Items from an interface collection
☆ ☆ ☆ ☆ ☆
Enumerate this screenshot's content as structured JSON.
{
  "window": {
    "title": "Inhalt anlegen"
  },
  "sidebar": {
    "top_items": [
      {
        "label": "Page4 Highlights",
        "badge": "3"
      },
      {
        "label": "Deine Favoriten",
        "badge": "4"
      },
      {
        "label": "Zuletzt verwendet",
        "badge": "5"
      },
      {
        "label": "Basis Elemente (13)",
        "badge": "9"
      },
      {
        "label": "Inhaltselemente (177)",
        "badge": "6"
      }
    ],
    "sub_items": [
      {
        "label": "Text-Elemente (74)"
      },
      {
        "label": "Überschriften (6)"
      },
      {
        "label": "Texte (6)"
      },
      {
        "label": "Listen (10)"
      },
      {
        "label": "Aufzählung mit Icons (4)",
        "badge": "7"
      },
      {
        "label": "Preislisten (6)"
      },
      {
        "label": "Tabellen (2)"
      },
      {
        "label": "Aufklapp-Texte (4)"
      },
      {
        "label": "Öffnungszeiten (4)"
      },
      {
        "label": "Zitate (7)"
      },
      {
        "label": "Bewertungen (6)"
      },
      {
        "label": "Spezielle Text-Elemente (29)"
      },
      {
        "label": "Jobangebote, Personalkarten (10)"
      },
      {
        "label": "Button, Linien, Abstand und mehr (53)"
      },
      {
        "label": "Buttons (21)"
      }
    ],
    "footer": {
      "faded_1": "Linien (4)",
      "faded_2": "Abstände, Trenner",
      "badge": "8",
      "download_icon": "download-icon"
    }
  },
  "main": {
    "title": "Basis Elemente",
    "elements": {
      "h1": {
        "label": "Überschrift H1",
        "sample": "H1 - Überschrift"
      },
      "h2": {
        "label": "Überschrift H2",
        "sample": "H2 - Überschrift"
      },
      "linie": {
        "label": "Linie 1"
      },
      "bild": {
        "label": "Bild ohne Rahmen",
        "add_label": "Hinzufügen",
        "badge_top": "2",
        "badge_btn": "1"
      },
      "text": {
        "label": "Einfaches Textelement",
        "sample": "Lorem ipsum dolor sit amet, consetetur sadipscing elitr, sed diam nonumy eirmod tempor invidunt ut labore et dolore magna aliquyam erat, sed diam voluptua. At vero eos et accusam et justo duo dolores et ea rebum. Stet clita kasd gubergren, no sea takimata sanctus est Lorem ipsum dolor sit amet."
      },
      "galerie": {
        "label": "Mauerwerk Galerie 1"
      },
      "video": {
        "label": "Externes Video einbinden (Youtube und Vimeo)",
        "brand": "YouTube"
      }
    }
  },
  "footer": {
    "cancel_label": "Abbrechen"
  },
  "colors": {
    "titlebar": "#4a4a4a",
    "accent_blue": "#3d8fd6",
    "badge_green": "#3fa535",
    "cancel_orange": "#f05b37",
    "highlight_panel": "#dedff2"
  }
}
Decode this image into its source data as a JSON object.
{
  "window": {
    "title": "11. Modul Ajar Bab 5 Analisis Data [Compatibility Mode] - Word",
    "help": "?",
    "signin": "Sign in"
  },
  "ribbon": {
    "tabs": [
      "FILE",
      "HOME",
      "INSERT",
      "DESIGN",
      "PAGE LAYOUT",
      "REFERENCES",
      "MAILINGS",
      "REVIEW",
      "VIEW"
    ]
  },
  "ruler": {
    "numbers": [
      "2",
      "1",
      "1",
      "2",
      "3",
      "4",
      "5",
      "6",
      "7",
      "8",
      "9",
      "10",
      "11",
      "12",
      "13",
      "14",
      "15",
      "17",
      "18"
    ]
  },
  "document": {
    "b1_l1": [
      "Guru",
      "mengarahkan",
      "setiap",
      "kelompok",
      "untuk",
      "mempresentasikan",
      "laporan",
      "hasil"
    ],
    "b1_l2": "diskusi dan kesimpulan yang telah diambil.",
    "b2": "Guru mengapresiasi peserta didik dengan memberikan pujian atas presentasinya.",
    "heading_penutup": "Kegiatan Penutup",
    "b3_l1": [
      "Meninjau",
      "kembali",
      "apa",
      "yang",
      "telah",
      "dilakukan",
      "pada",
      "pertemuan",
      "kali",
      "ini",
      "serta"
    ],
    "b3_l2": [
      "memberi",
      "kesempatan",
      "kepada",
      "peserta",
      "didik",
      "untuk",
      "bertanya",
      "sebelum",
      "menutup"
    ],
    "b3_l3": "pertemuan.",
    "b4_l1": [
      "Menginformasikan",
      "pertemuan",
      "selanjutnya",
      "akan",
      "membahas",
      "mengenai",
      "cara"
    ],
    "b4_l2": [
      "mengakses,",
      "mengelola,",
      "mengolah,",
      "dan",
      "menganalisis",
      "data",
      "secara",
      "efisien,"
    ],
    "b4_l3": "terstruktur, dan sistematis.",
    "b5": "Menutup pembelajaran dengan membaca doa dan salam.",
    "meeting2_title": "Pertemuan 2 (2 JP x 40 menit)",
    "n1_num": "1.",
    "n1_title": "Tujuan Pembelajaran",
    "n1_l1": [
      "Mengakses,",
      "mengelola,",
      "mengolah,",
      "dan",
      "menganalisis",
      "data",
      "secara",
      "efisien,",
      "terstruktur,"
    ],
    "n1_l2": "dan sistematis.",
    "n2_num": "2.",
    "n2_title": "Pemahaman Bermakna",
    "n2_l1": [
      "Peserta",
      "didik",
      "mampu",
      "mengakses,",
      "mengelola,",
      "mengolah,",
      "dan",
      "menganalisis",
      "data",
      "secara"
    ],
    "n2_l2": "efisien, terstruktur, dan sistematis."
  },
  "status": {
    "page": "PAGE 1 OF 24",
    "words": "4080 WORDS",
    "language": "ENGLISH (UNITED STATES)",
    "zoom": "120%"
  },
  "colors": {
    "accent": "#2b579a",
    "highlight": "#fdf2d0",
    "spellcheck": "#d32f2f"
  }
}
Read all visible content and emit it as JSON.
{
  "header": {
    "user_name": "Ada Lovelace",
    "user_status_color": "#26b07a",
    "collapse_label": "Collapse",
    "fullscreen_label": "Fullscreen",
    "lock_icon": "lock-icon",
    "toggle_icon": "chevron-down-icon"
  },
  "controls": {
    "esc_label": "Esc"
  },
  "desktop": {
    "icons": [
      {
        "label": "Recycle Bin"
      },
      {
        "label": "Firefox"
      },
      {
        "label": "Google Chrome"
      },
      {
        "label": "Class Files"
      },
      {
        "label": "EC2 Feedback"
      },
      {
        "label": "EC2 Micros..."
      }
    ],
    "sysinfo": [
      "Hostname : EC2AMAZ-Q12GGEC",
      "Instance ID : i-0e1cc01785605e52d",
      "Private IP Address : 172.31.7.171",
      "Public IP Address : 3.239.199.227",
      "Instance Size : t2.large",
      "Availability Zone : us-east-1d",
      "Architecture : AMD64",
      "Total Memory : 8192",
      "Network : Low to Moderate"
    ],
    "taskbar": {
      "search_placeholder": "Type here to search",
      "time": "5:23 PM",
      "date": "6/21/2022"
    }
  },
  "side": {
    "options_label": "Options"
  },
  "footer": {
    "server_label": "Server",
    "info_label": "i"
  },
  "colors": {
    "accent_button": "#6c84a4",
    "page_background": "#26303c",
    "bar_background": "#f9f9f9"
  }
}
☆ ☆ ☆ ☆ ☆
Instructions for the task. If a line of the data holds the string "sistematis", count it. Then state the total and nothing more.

Response to this exercise. 3